• **EXERCISE AIM**: In the material below, find every line with "battery" and pull it out.

• **RECORDED INFORMATION**:

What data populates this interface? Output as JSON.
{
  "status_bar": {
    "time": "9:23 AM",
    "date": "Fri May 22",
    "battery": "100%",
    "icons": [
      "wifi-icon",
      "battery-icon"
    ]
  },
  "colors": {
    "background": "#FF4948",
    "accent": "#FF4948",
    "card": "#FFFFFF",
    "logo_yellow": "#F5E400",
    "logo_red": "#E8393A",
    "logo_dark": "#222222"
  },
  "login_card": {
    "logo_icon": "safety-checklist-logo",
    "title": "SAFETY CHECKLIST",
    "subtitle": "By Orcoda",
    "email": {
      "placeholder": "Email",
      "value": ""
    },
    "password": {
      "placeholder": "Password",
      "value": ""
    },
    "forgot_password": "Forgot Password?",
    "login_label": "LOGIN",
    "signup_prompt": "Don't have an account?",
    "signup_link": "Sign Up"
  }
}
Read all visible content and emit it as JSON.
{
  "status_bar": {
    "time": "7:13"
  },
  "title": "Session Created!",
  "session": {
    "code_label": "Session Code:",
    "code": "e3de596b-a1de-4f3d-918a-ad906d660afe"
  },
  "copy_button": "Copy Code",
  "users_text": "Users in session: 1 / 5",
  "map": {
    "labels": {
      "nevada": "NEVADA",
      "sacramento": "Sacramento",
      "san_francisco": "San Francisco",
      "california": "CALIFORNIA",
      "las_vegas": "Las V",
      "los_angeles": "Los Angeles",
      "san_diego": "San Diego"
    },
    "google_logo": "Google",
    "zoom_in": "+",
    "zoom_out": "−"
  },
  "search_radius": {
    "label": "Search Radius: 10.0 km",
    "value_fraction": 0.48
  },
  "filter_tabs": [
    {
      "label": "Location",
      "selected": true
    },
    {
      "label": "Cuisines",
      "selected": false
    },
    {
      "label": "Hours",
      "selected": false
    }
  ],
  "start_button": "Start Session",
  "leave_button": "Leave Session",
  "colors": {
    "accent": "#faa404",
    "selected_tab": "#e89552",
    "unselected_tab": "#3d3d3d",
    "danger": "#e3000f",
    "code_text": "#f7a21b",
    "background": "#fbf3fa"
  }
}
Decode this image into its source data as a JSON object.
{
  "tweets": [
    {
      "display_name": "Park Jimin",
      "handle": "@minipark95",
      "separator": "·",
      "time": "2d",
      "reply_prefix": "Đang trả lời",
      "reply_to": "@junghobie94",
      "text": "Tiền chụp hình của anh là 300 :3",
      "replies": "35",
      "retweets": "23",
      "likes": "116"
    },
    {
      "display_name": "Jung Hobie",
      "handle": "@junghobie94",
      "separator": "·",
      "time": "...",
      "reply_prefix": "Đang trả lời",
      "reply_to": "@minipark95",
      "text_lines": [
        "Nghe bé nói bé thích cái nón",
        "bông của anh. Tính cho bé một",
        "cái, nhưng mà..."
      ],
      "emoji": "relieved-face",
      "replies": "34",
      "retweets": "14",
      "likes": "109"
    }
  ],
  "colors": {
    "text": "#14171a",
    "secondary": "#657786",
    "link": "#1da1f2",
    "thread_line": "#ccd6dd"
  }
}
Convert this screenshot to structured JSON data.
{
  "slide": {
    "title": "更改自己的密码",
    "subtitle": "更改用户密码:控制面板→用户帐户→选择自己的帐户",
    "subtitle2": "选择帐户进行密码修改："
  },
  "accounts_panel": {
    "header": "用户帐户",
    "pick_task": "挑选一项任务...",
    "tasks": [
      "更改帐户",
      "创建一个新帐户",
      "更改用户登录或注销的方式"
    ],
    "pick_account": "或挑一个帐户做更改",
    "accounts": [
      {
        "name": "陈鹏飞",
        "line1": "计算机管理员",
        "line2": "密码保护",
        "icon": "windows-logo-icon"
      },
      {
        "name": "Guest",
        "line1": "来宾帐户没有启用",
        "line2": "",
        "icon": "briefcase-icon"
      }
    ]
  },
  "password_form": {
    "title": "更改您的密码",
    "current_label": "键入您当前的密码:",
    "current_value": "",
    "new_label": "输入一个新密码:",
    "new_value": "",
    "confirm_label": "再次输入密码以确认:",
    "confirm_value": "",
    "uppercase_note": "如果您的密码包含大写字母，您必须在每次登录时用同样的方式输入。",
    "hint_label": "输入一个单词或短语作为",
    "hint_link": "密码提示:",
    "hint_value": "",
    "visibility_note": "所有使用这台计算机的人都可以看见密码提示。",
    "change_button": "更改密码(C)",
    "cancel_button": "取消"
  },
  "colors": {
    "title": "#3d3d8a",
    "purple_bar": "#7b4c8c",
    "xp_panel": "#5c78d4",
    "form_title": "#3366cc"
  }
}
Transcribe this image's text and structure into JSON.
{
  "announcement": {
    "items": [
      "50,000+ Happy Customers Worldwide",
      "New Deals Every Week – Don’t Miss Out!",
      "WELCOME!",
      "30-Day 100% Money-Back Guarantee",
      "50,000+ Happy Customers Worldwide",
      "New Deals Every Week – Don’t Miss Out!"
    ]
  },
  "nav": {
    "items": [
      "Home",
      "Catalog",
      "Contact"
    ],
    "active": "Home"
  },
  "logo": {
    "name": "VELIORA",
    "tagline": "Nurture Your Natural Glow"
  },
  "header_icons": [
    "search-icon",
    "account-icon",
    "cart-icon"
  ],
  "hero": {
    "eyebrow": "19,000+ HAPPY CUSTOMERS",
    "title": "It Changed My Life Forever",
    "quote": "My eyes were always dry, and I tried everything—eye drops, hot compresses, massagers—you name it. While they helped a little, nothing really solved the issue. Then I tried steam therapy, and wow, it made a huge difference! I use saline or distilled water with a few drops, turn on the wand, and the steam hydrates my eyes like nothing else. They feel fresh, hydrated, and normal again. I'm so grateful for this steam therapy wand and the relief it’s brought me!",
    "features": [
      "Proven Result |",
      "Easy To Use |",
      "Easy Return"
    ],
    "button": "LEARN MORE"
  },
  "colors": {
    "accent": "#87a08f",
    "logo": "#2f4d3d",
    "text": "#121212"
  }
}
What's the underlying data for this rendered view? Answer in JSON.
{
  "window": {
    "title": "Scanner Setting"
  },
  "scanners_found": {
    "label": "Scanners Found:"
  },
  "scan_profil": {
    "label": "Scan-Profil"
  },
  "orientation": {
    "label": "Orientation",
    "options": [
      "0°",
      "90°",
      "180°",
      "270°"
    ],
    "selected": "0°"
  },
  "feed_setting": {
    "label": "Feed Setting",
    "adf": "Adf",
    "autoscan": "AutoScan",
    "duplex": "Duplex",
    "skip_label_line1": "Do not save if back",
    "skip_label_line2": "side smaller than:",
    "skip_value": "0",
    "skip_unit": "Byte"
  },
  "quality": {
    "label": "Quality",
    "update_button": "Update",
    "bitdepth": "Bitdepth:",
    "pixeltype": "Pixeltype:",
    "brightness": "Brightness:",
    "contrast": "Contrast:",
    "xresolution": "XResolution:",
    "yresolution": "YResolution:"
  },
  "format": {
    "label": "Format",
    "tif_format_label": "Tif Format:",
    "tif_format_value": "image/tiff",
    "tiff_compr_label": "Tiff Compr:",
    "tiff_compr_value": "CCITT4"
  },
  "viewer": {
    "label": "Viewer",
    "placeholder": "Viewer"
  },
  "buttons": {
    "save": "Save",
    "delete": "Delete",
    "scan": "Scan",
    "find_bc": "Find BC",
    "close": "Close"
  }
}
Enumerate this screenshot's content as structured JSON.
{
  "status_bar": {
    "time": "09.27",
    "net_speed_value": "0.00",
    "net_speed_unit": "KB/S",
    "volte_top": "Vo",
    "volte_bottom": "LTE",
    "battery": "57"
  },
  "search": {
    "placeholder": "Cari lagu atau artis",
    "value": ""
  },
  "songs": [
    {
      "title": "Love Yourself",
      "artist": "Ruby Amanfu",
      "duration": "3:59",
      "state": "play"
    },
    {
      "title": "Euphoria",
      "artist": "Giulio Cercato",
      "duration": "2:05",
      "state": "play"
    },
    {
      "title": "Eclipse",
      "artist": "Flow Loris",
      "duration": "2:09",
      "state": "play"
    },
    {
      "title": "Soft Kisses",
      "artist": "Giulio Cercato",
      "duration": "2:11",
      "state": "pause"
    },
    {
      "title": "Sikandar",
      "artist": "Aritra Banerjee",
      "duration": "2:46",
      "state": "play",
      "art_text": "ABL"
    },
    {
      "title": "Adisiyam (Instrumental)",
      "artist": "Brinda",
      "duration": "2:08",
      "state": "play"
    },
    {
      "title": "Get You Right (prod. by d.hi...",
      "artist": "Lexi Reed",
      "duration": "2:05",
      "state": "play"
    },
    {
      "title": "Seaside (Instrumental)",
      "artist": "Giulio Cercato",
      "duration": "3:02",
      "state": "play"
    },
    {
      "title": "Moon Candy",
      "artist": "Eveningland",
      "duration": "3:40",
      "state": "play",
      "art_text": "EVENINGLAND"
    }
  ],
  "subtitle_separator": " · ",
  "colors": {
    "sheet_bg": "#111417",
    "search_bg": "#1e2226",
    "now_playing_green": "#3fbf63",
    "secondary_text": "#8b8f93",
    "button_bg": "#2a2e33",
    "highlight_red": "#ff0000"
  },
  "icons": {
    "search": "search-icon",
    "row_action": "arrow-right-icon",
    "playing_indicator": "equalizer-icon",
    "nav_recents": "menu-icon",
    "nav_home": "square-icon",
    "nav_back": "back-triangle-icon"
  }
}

• **SOLUTION TO THIS TASK**:
    "battery": "100%",
      "battery-icon"
    "battery": "57"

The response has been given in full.